Coaches and players reconvened at RFK Stadium this week to kick off D.C. United's 2010 preseason under new boss Curt Onalfo, and even ventured outside for a Monday morning session on the RFK Stadium auxiliary turf field, despite 20-degree temperatures and ample snowdrifts that required several hours of shoveling after a weekend storm.
But for several members of the D.C. squad, preparations for the new campaign have been well underway for months thanks to injuries, international duty and the simple reality of Major League Soccer's ever-increasing physical demands.
At the close of a long, grinding season, some players prefer to briefly step away from the game altogether and clear their minds during the holidays. But most profess the importance of maintaining a base level of fitness throughout the winter to make preseason's workouts less painful. That task was straightforward for Troy Perkins, Chris Pontius and Dejan Jakovic, who were called into camps arranged by their respective national teams.
For those recovering from offseason surgeries, the challenge is much greater.
"I work harder during the offseason than I do during the season now," said midfielder Santino Quaranta earlier this winter. "For me it's a challenge of everything I eat, everything I do on a daily basis -- it makes it that much easier. It's already hard enough when you're not running and playing for a certain amount of time, and I'm injured as well, so it's like double the amount of work."

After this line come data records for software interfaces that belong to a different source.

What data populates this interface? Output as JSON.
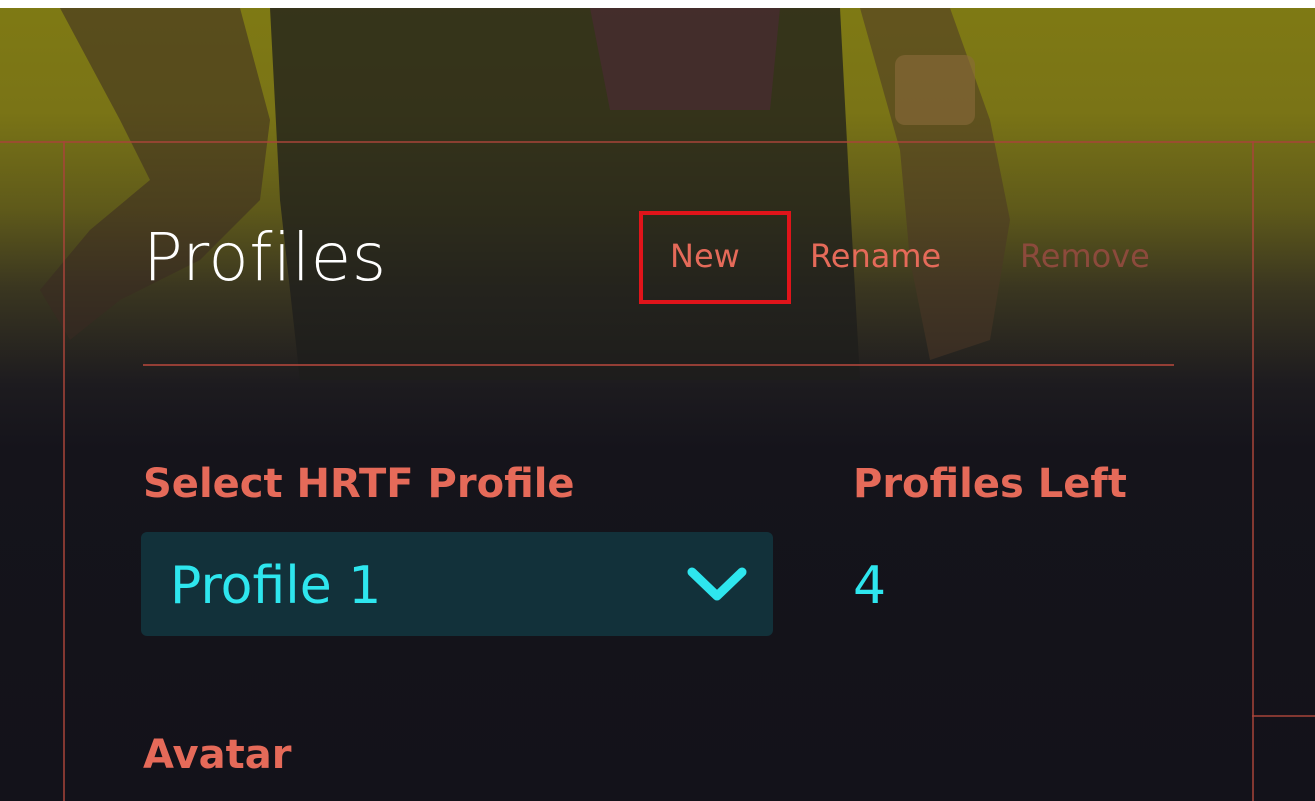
{
  "panel": {
    "title": "Profiles"
  },
  "actions": {
    "new_label": "New",
    "rename_label": "Rename",
    "remove_label": "Remove",
    "highlighted": "New"
  },
  "hrtf": {
    "label": "Select HRTF Profile",
    "selected_value": "Profile 1",
    "dropdown_icon": "chevron-down-icon"
  },
  "profiles_left": {
    "label": "Profiles Left",
    "value": "4"
  },
  "avatar": {
    "label": "Avatar"
  },
  "colors": {
    "accent": "#e56a59",
    "accent_dim": "#8c4a3c",
    "value": "#2ee6ee",
    "dropdown_bg": "#12313a",
    "frame_line": "#a8443a",
    "highlight": "#e0141a",
    "background": "#13121a"
  }
}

Quaranta broke a bone in his left foot during practice last October, requiring surgery followed by four to six months of healing and rehabilitation. He spent late fall and winter shuttling back and forth between team-supervised work at RFK and personal training sessions near his Baltimore home, and will gradually ramp up his involvement in team activities over United's lengthy preseason calendar.
"I agree with Tino on that one," said defender Julius James. "Because you have to maintain your fitness and most of the time it's not with the ball, you know? So it's tougher to do all this running. You try to build up muscle mass to tide you through the season, and you have to try to get better with all this extra stuff. When we're playing, it's fun -- you're with your teammates and training is hard, but most of the time [during offseason] you're alone doing all this stuff."

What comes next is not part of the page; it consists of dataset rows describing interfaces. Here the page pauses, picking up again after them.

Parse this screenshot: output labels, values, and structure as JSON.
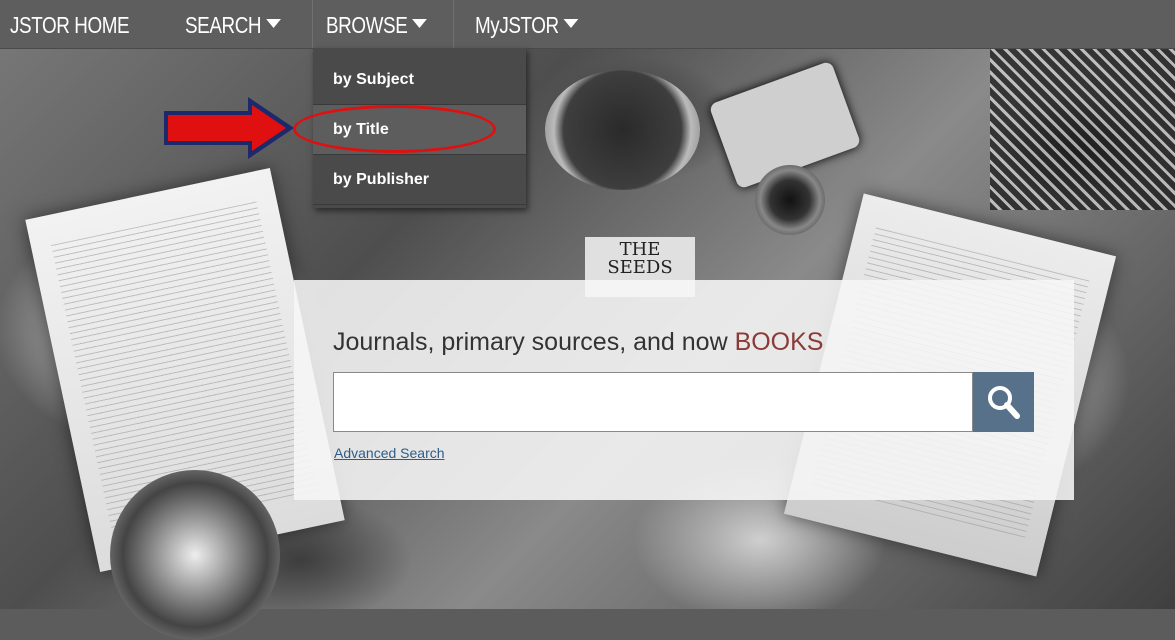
{
  "nav": {
    "items": [
      {
        "label": "JSTOR HOME",
        "has_caret": false
      },
      {
        "label": "SEARCH",
        "has_caret": true
      },
      {
        "label": "BROWSE",
        "has_caret": true
      },
      {
        "label": "MyJSTOR",
        "has_caret": true
      }
    ]
  },
  "browse_menu": {
    "items": [
      {
        "label": "by Subject"
      },
      {
        "label": "by Title",
        "highlighted": true
      },
      {
        "label": "by Publisher"
      }
    ]
  },
  "background": {
    "book_title": "THE SEEDS"
  },
  "search": {
    "headline_prefix": "Journals, primary sources, and now ",
    "headline_accent": "BOOKS",
    "input_value": "",
    "button_icon": "search-icon",
    "advanced_link": "Advanced Search"
  },
  "annotation": {
    "arrow_color": "#e01010",
    "arrow_outline_color": "#1c2a6b",
    "circle_color": "#e01010"
  },
  "colors": {
    "nav_bg": "#5e5e5e",
    "accent": "#8b3a36",
    "search_button": "#58718a",
    "link": "#2c5d8a"
  }
}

James earned hero status for playing -- and scoring -- in the final moments of United's 2009 finale at Kansas City despite a pulled hamstring. But the Trinidadian faced a tougher challenge in the offseason with his decision to surgically repair a long-nagging shoulder injury that first flared up back in his rookie season with Toronto FC.
"I feel really good, because I've had this problem since the beginning of my professional career. It happened to me in Toronto in preseason. I think we were in South Carolina and my shoulder dislocated down there," he said. "It's a lot tighter now. There was some torn stuff and the doctor said he put some nails in there to staple my stuff together. It was pretty loose, actually."

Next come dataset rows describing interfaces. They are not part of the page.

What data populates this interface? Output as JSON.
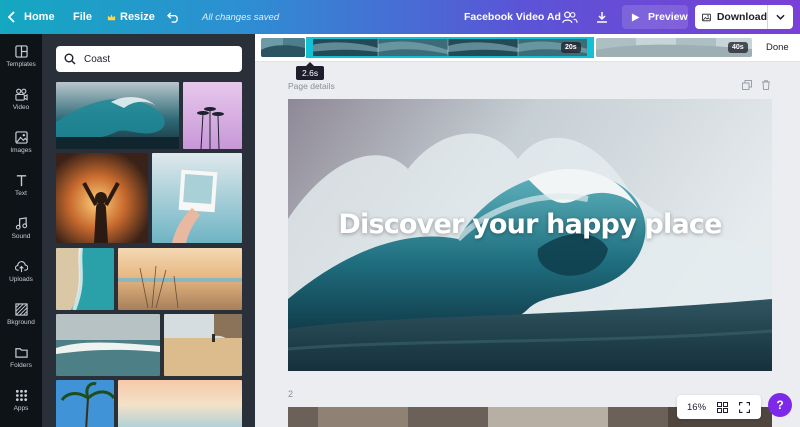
{
  "topbar": {
    "home_label": "Home",
    "file_label": "File",
    "resize_label": "Resize",
    "save_status": "All changes saved",
    "doc_title": "Facebook Video Ad",
    "preview_label": "Preview",
    "download_label": "Download"
  },
  "rail": {
    "items": [
      {
        "label": "Templates",
        "icon": "templates-icon"
      },
      {
        "label": "Video",
        "icon": "video-icon"
      },
      {
        "label": "Images",
        "icon": "images-icon"
      },
      {
        "label": "Text",
        "icon": "text-icon"
      },
      {
        "label": "Sound",
        "icon": "sound-icon"
      },
      {
        "label": "Uploads",
        "icon": "uploads-icon"
      },
      {
        "label": "Bkground",
        "icon": "background-icon"
      },
      {
        "label": "Folders",
        "icon": "folders-icon"
      },
      {
        "label": "Apps",
        "icon": "apps-icon"
      }
    ]
  },
  "panel": {
    "search_value": "Coast"
  },
  "timeline": {
    "playhead_time": "2.6s",
    "segment_1_duration": "20s",
    "segment_2_duration": "40s",
    "done_label": "Done"
  },
  "canvas": {
    "page_details_label": "Page details",
    "headline": "Discover your happy place",
    "page_2_number": "2"
  },
  "zoom": {
    "level": "16%"
  },
  "help": {
    "label": "?"
  },
  "colors": {
    "accent_cyan": "#12c2d4",
    "help_purple": "#7d2ae8",
    "rail_bg": "#0e1318",
    "panel_bg": "#293039"
  }
}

James spent his holidays recuperating in D.C. before returning to the University of Connecticut, his alma mater, to labor through a painful regimen of rehab exercises to restore normal range of movement in his shoulder socket. James later joined other MLS-based alums like O'Brian White and Kevin Burns for fitness work under Huskies strength and conditioning coach Chris West.
Both James and Quaranta are training this week, but will be kept out of scrimmages and other full-contact activities until mid-February as they wind down post-surgery recovery schedules -- schedules that can often feel slow and frustratingly restrictive, but usually pay off in the end.
"I'm really happy where I'm at. It's been a pretty long offseason," Quaranta said on Monday. "I've put a lot of work in here. It's been comforting to start running and know that they've got it right. And I know mentally they've got it right -- going out there today, cutting and being on the frozen turf, it doesn't feel great, but it's a starting point and it can only get better from there."